The NGO Integrated Research and Action for Development (Irade) is facilitating the workshop that ends Wednesday.

Minister for Science and Technology Kapil Sibal set the ball rolling by expressing scepticism over the utility of CCS in the combat against climate change, given the current cost of transporting carbon dioxide, storing it in an abandoned mine shaft that has to be capped, and then monitoring for the next 100 years to ensure there is no leakage.

Secretary in the Ministry of Power Anil Razdan also expressed his scepticism, saying that with current technology, the cost of electricity could double from the 6-7 cents per unit for the consumer, and this would be obviously unacceptable.

Member of Parliament and former power minister Suresh Prabhu said industrialised countries that had put the current load of carbon dioxide in the air should pay this extra cost.

Britain’s High Commissioner to India Richard Stagg was more optimistic than the Indians at the opening session of the workshop, predicting that CCS would be able to reduce the thermal power plants’ carbon dioxide emissions by 85-90 percent.

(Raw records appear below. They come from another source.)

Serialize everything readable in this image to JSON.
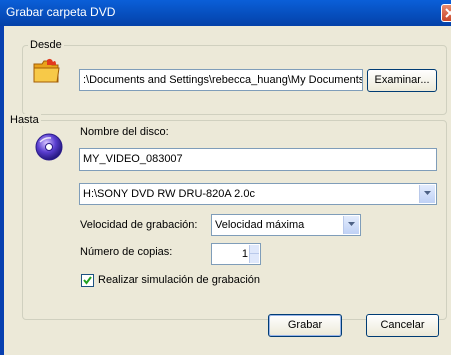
{
  "window": {
    "title": "Grabar carpeta DVD"
  },
  "desde": {
    "label": "Desde",
    "path": ":\\Documents and Settings\\rebecca_huang\\My Documents\\",
    "browse_label": "Examinar..."
  },
  "hasta": {
    "label": "Hasta",
    "disc_name_label": "Nombre del disco:",
    "disc_name_value": "MY_VIDEO_083007",
    "drive_value": "H:\\SONY DVD RW DRU-820A 2.0c",
    "speed_label": "Velocidad de grabación:",
    "speed_value": "Velocidad máxima",
    "copies_label": "Número de copias:",
    "copies_value": "1",
    "simulation_label": "Realizar simulación de grabación",
    "simulation_checked": true
  },
  "footer": {
    "burn_label": "Grabar",
    "cancel_label": "Cancelar"
  }
}
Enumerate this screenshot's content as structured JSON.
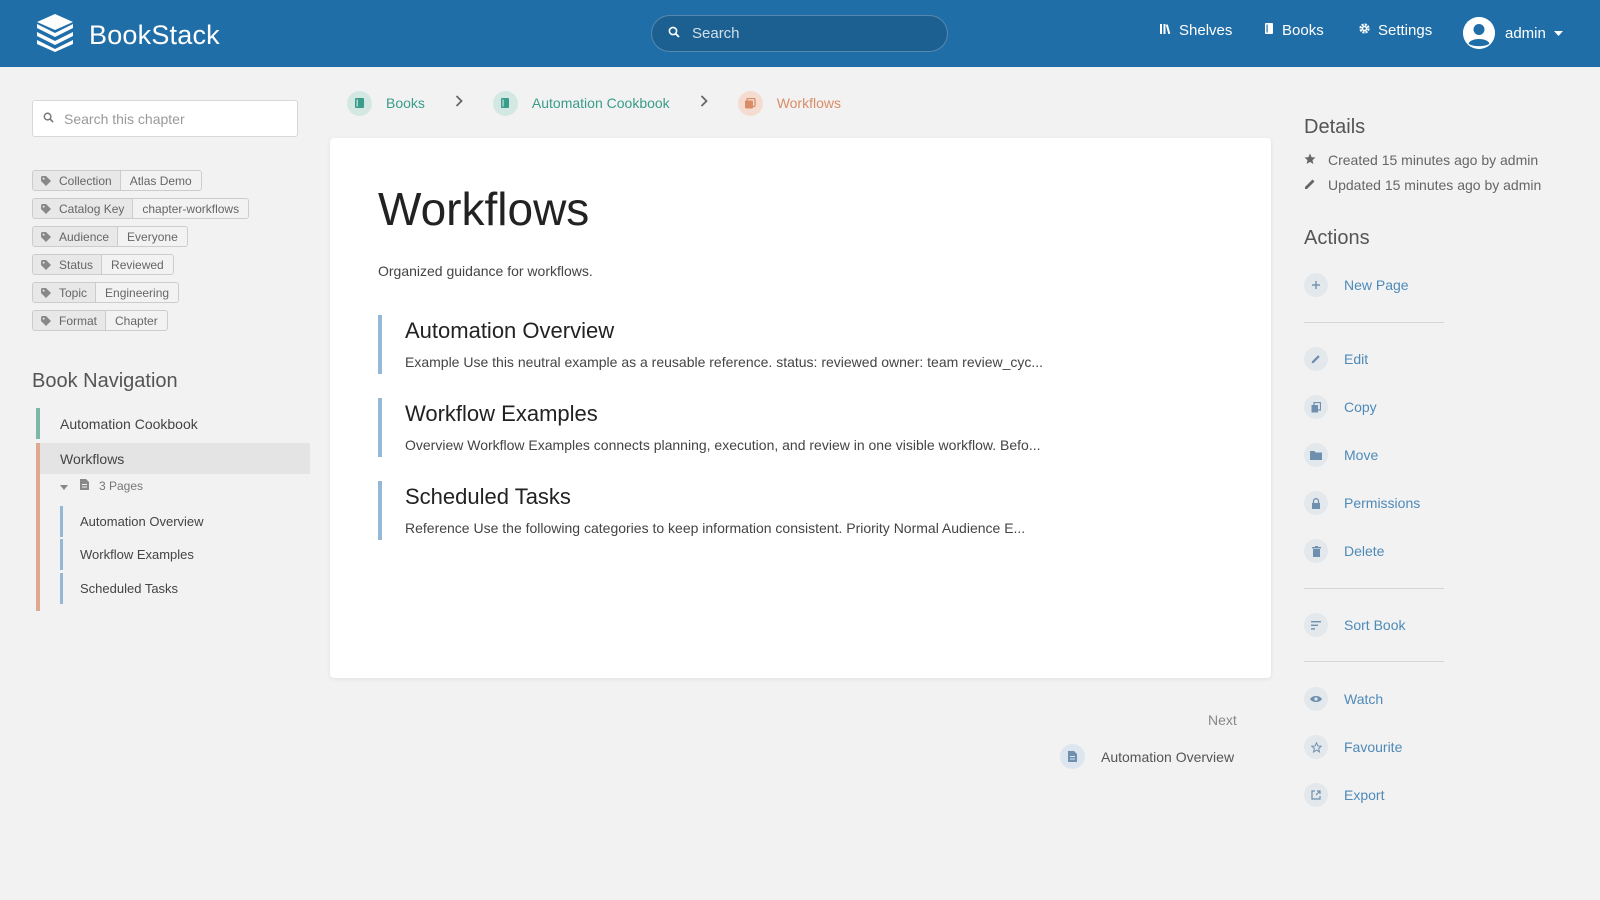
{
  "header": {
    "app_name": "BookStack",
    "search_placeholder": "Search",
    "nav": {
      "shelves": "Shelves",
      "books": "Books",
      "settings": "Settings"
    },
    "user_name": "admin"
  },
  "sidebar": {
    "search_placeholder": "Search this chapter",
    "tags": [
      {
        "name": "Collection",
        "value": "Atlas Demo"
      },
      {
        "name": "Catalog Key",
        "value": "chapter-workflows"
      },
      {
        "name": "Audience",
        "value": "Everyone"
      },
      {
        "name": "Status",
        "value": "Reviewed"
      },
      {
        "name": "Topic",
        "value": "Engineering"
      },
      {
        "name": "Format",
        "value": "Chapter"
      }
    ],
    "book_nav_title": "Book Navigation",
    "book_name": "Automation Cookbook",
    "chapter_name": "Workflows",
    "pages_toggle": "3 Pages",
    "pages": [
      "Automation Overview",
      "Workflow Examples",
      "Scheduled Tasks"
    ]
  },
  "breadcrumb": {
    "books": "Books",
    "book": "Automation Cookbook",
    "chapter": "Workflows"
  },
  "main": {
    "title": "Workflows",
    "description": "Organized guidance for workflows.",
    "entries": [
      {
        "title": "Automation Overview",
        "excerpt": "Example Use this neutral example as a reusable reference. status: reviewed owner: team review_cyc..."
      },
      {
        "title": "Workflow Examples",
        "excerpt": "Overview Workflow Examples connects planning, execution, and review in one visible workflow. Befo..."
      },
      {
        "title": "Scheduled Tasks",
        "excerpt": "Reference Use the following categories to keep information consistent. Priority Normal Audience E..."
      }
    ]
  },
  "next_nav": {
    "label": "Next",
    "page": "Automation Overview"
  },
  "details": {
    "heading": "Details",
    "created": "Created 15 minutes ago by admin",
    "updated": "Updated 15 minutes ago by admin"
  },
  "actions": {
    "heading": "Actions",
    "new_page": "New Page",
    "edit": "Edit",
    "copy": "Copy",
    "move": "Move",
    "permissions": "Permissions",
    "delete": "Delete",
    "sort_book": "Sort Book",
    "watch": "Watch",
    "favourite": "Favourite",
    "export": "Export"
  },
  "colors": {
    "header_bg": "#206ea7",
    "book_accent": "#3a9c8a",
    "chapter_accent": "#d98c66",
    "page_accent": "#94b8d6",
    "action_link": "#4e8ab8"
  }
}
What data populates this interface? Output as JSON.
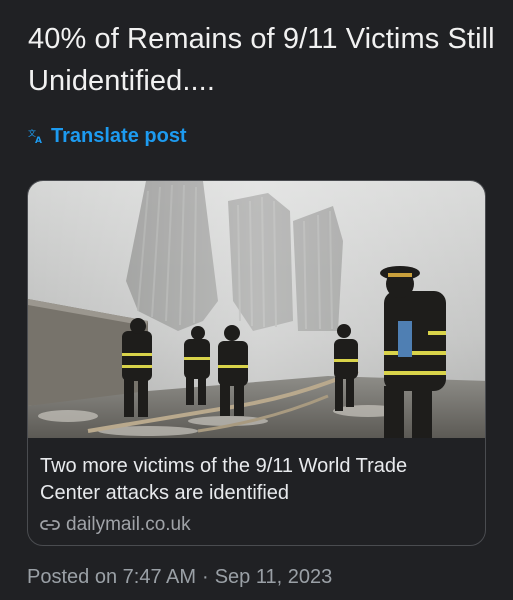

India uses about 135,000 MW of electricity, 70 percent of it from fossil fuels. To meet the projected 448,000 MW demand by 2020, mega thermal plants are coming up. Every 1,000 MW of power generated means emission of 7.5 million tonnes of the greenhouse gas carbon dioxide per year.

Stagg wanted India’s new mega power plants to be built in such a way that they would be able to use CCS when the technology developed. IRADe chief Jyoti Parikh also predicted that CCS would become important after 2015.

After all this, Sibal hoped the workshop would go towards development of a CCS technology that would be both “accessible and affordable”.

Carbon dioxide is the major greenhouse gas whose higher concentration in the atmosphere is leading to global warming, which is already responsible for more frequent and more damaging droughts, floods and storms, a significant drop in agricultural output and a rise in the sea level. The tropics and sub-tropics are bearing the brunt of the ill effects.